Many of us have used our phones and an online program or app to translate languages we don’t understand. Why should it be surprising that Joseph did something similar?
The headnote of section 7 points out, “The revelation is a translated version of the record made on parchment by John and hidden up by himself.” Joseph and Oliver received the translation when they “inquired through the Urim and Thummim.” Where was the parchment? Apparently not in their possession. In fact, it might have been on the other side of the world. But what a great lesson to Oliver on the revelatory translation process.
Doctrine and Covenants 8
Many Church members quote and like section 8 for what it says about revelation. But they likely miss some key points because they don’t understand the historical context of the revelation. Joseph and Oliver live in a society steeped in the Bible. People in that culture understood and believed in the Bible in a way that is hard to comprehend in our skeptical society today. They believed that God could work through Moses’ rod, for example, in doing miracles before Pharaoh or providing water from a rock.

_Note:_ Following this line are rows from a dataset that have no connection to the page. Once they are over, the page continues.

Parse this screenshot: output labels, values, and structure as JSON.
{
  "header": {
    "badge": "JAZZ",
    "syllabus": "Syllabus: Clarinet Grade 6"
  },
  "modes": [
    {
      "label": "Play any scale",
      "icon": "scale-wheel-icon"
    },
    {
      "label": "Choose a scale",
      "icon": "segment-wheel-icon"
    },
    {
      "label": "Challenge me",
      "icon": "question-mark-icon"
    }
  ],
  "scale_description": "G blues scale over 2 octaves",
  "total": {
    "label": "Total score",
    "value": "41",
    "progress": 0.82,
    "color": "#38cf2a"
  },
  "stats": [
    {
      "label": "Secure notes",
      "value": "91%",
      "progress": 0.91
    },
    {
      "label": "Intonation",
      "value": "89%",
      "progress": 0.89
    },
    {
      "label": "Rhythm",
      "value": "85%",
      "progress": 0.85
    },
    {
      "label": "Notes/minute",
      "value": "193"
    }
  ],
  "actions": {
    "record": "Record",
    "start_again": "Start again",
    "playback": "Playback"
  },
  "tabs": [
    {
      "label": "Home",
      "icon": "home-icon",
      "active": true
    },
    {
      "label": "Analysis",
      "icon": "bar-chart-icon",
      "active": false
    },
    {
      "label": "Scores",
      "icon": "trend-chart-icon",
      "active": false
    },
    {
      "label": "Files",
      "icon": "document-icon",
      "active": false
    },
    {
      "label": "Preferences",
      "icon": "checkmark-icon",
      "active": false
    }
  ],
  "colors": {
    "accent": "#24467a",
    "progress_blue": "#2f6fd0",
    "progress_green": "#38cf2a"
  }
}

In fact, Oliver had tried using a rod himself.
Section 8 deals with Oliver’s gift. (Please read the article “Oliver Cowdery’s Gift” on the Church’s website to understand more.)
Once you understand the historical background, you can see what the Lord is trying to teach Oliver in section 8. Like many people in Oliver’s day and now, people mistakenly think that power exists in an instrument like a seer stone or rod. This is a “magical” view of the world. Think about the many movies today in which characters go on a quest to get a ring, or a key, or a sword, or some other object that supposedly has “magical” powers. In section 8, the Lord is trying to teach Oliver that Moses did not do miracles by magic. Instead, he operated by the Spirit.
In using his rod, Oliver is not using a “magical” instrument. There is no power in the object. Here is what the Lord teaches him:
“Yea, behold, I will tell you in your mind and in your heart, by the Holy Ghost, which shall come upon you and which shall dwell in your heart. Now, behold, this is the spirit of revelation; behold, this is the spirit by which Moses brought the children of Israel through the Red Sea on dry ground.”
In other words, the power is in the Spirit, not the object. God at times uses objects to focus people’s faith. Consider objects in the Bible like Moses’ rod, the brass serpent on the rod, or the mud Jesus puts on someone’s eyes. Consider objects we use in performing ordinances today, such as water for baptism, white clothing for baptism or in the temple, and consecrated oil for anointing the sick. Are these things magical? No. But they do provide wonderful symbolism.
That is an important lesson the Lord teaches Oliver is section 8.
Doctrine and Covenants 9
Section 9 is the most familiar of the sections studied this week in Come Follow Me and the one we quote most often. It is a beautiful instruction on how revelation works. It also points out that there is order in the Lord’s kingdom when it comes to revelation.
The Lord calls people to various roles in the Church, and those roles entitle people to receive revelation related to their responsibility but not beyond it. If you are ward elders quorum president or stake Primary president, you can receive revelation related to your responsibility. But the elders quorum president can’t receive revelation for the stake Primary, and the stake Primary president can’t receive revelation for the ward elders quorum.
Everyone can received revelation for herself or himself. But only the president of the Church can receive revelation for the whole Church. Section 9 essentially teaches Oliver that yes, he could receive revelation just like Joseph if that was his responsibility. But it wasn’t. Joseph was called to be the prophet and Oliver to be the scribe.
For More on Oliver Cowdery
(Photo credit for image at top of post: Oliver Cowdery, public domain, copied from https://www.josephsmithpapers.org/person/oliver-cowdery.)